Diplomats Try to Revive Peace Talks

Diplomats Try to Revive Peace Talks

PARIS (AP) -- France on Friday hosted top diplomats from the West and the Arab world to organize a peace conference by year's end that would launch long-dormant Israeli-Palestinian negotiations — despite slim chances of success.

France has said it felt compelled to act because the opportunities for setting up a Palestinian state alongside Israel are slipping away, while the situation in the region is deteriorating.

Participants in Friday's meetings are to work out the details of the conference and set up teams that would spell out economic and security incentives for Israelis and Palestinians for reaching a deal.

"We cannot substitute for the parties. Our initiative aims at giving them guarantees that the peace will be solid, sustainable and under international supervision", French President Francois Hollande told the gathering.

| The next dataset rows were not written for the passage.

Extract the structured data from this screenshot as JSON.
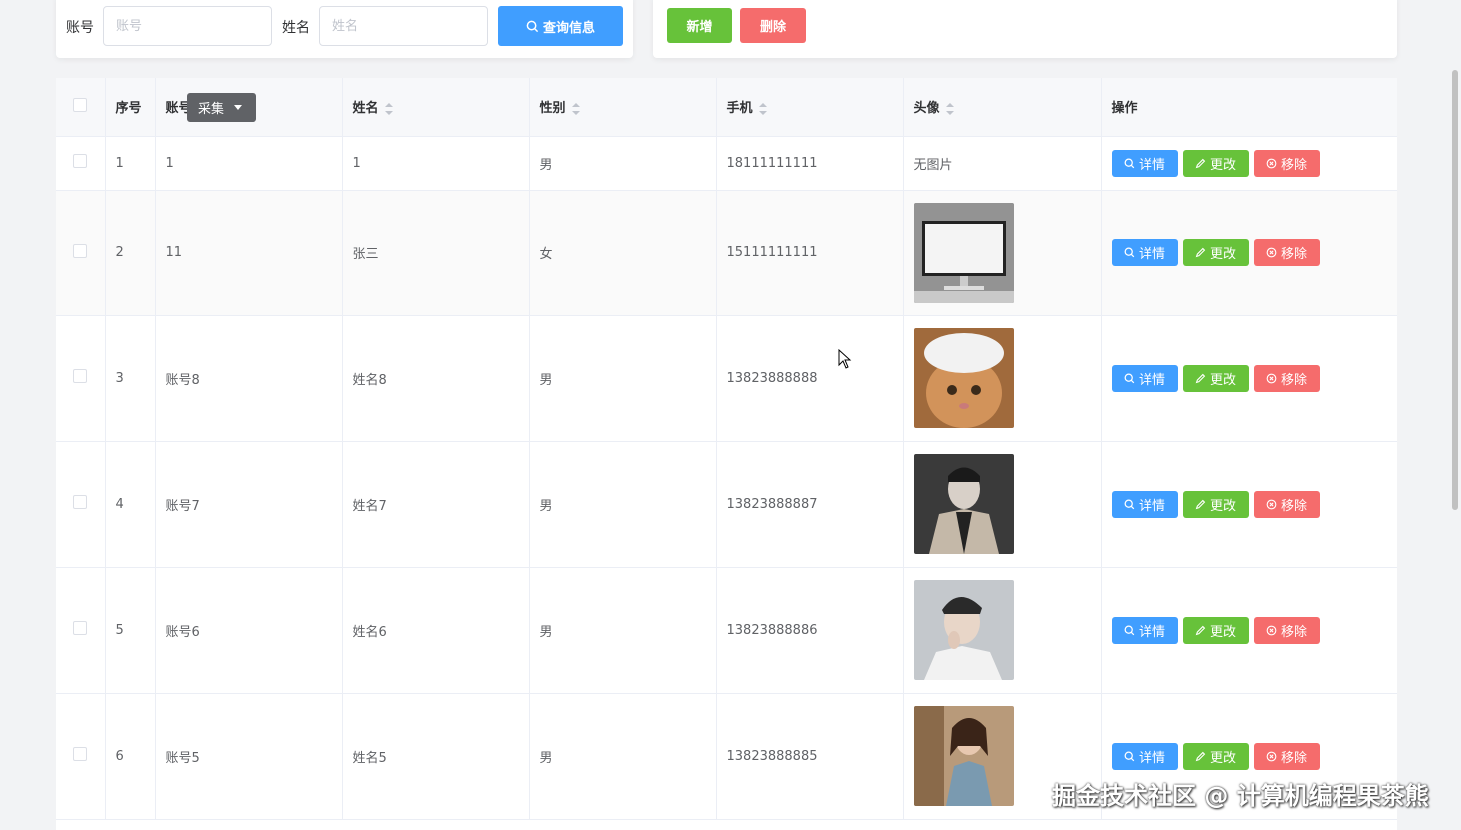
{
  "search": {
    "account_label": "账号",
    "account_placeholder": "账号",
    "name_label": "姓名",
    "name_placeholder": "姓名",
    "query_label": "查询信息"
  },
  "actions": {
    "add_label": "新增",
    "delete_label": "删除"
  },
  "table": {
    "headers": {
      "index": "序号",
      "account": "账号",
      "name": "姓名",
      "gender": "性别",
      "phone": "手机",
      "avatar": "头像",
      "ops": "操作"
    },
    "tooltip": "采集",
    "rows": [
      {
        "index": "1",
        "account": "1",
        "name": "1",
        "gender": "男",
        "phone": "18111111111",
        "avatar_text": "无图片",
        "avatar_image": "none"
      },
      {
        "index": "2",
        "account": "11",
        "name": "张三",
        "gender": "女",
        "phone": "15111111111",
        "avatar_image": "study-studio-monitor"
      },
      {
        "index": "3",
        "account": "账号8",
        "name": "姓名8",
        "gender": "男",
        "phone": "13823888888",
        "avatar_image": "cat-with-hat"
      },
      {
        "index": "4",
        "account": "账号7",
        "name": "姓名7",
        "gender": "男",
        "phone": "13823888887",
        "avatar_image": "man-in-coat"
      },
      {
        "index": "5",
        "account": "账号6",
        "name": "姓名6",
        "gender": "男",
        "phone": "13823888886",
        "avatar_image": "man-portrait"
      },
      {
        "index": "6",
        "account": "账号5",
        "name": "姓名5",
        "gender": "男",
        "phone": "13823888885",
        "avatar_image": "woman-street"
      }
    ],
    "ops": {
      "detail": "详情",
      "edit": "更改",
      "remove": "移除"
    }
  },
  "watermark": "掘金技术社区 @ 计算机编程果茶熊",
  "colors": {
    "primary": "#409eff",
    "success": "#67c23a",
    "danger": "#f56c6c"
  }
}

U.S. Secretary of State John Kerry and U.N. Secretary-General Ban Ki-moon attended, along with representatives from the Arab League, the European Union and key Arab states.

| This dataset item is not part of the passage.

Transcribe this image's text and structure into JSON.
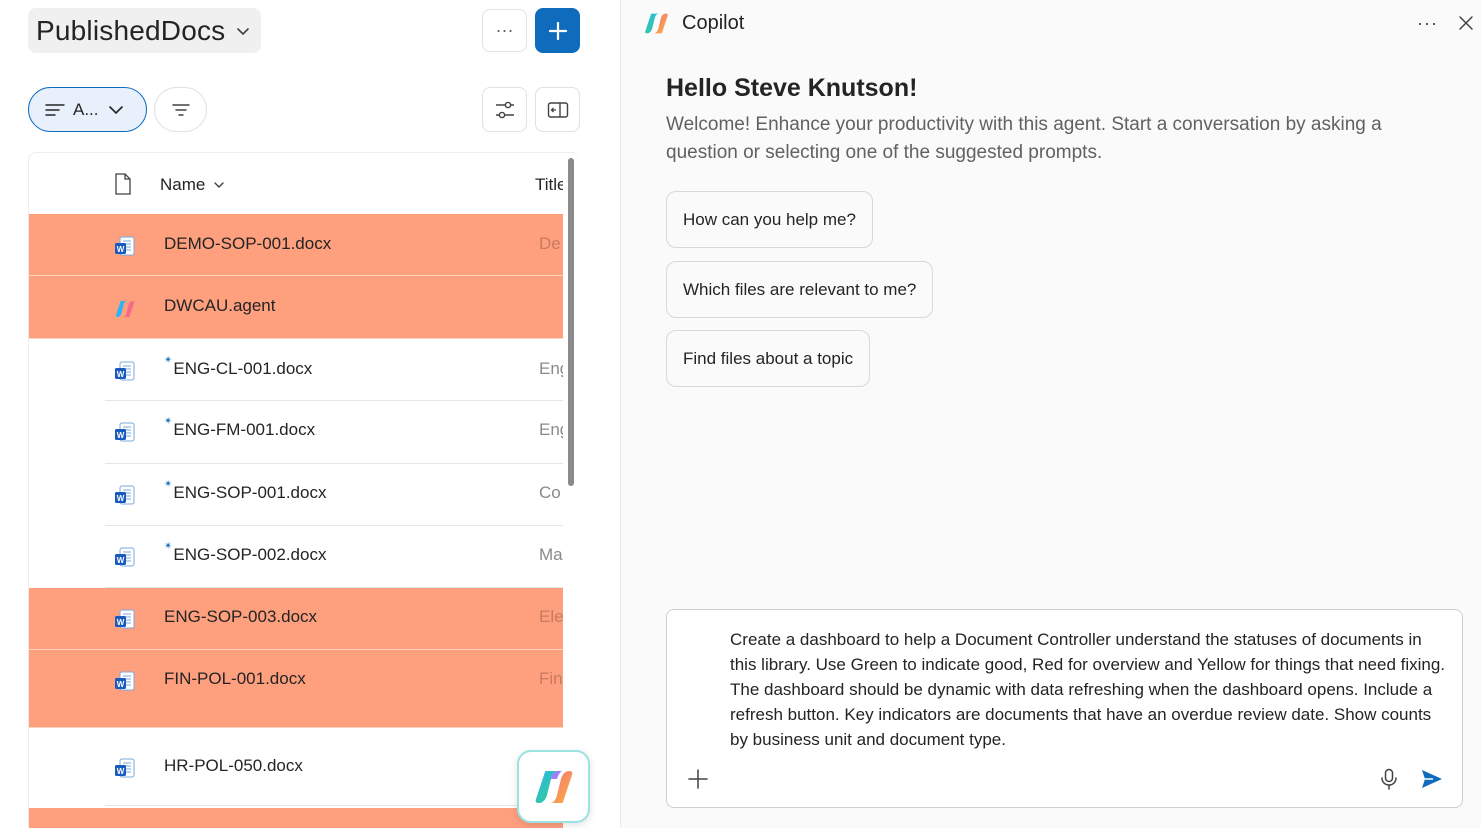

Israeli and Palestinian representatives were absent.

Israeli Prime Minister Benjamin Netanyahu has rebuffed the French initiative and said a deal can only be reached in direct negotiations.

Palestinian President Mahmoud Abbas has welcomed France's efforts, in part because it could potentially end a two-decade-old U.S. monopoly on mediation. Palestinians have long complained that the U.S. heavily favors Israel and cannot serve as an honest broker.

The Palestinians seek to establish a state in the West Bank, Gaza Strip and east Jerusalem, lands Israel captured in 1967. In 2012, the U.N. General Assembly overwhelmingly recognized a state of Palestine in these boundaries, though setting up an actual state would requires a deal with Israel.

For now, chances of reviving negotiations appear remote because of lack of common ground.

Unlike his predecessors, Netanyahu refuses to recognize the pre-1967 lines as a starting point for border talks, with agreed upon land swaps — the internationally backed formula for a peace deal.

Abbas says there's no point going back to talks without ground rules and a timeline for a deal.

Continued Israeli settlement expansion on occupied lands and several months of renewed Israeli-Palestinian violence have also undermined trust.

It's not clear how the French efforts would bridge those gaps.

The last high-level Israeli-Palestinian negotiations were held in 2008 between Abbas and then-Prime Minister Ehud Olmert. Subsequent efforts to restart meaningful talks have failed, most recently in 2014 when Kerry aborted a mediation mission following a year of low-level Israeli-Palestinian meetings.

Abbas aides have said they want other world powers to get involved, like in last year's deal on Iran's nuclear program. The existing model of Israeli-Palestinian talks brokered by the U.S. has failed because of the power gap between an occupying power and those it occupies, they have said.

Israel has rejected the French initiative.

Dore Gold, the director general of Israel's Foreign Ministry, predicted Thursday that the Paris conference will "completely fail" and that the "only way to make peace" is through direct talks.

Israel has indicated an openness recently to some elements of an Arab peace proposal from 2002, which promised peace and recognition of Israel by the Arab and Muslim world in exchange for the creation of a Palestinian state. Gold gave no indication of any movement on that proposal.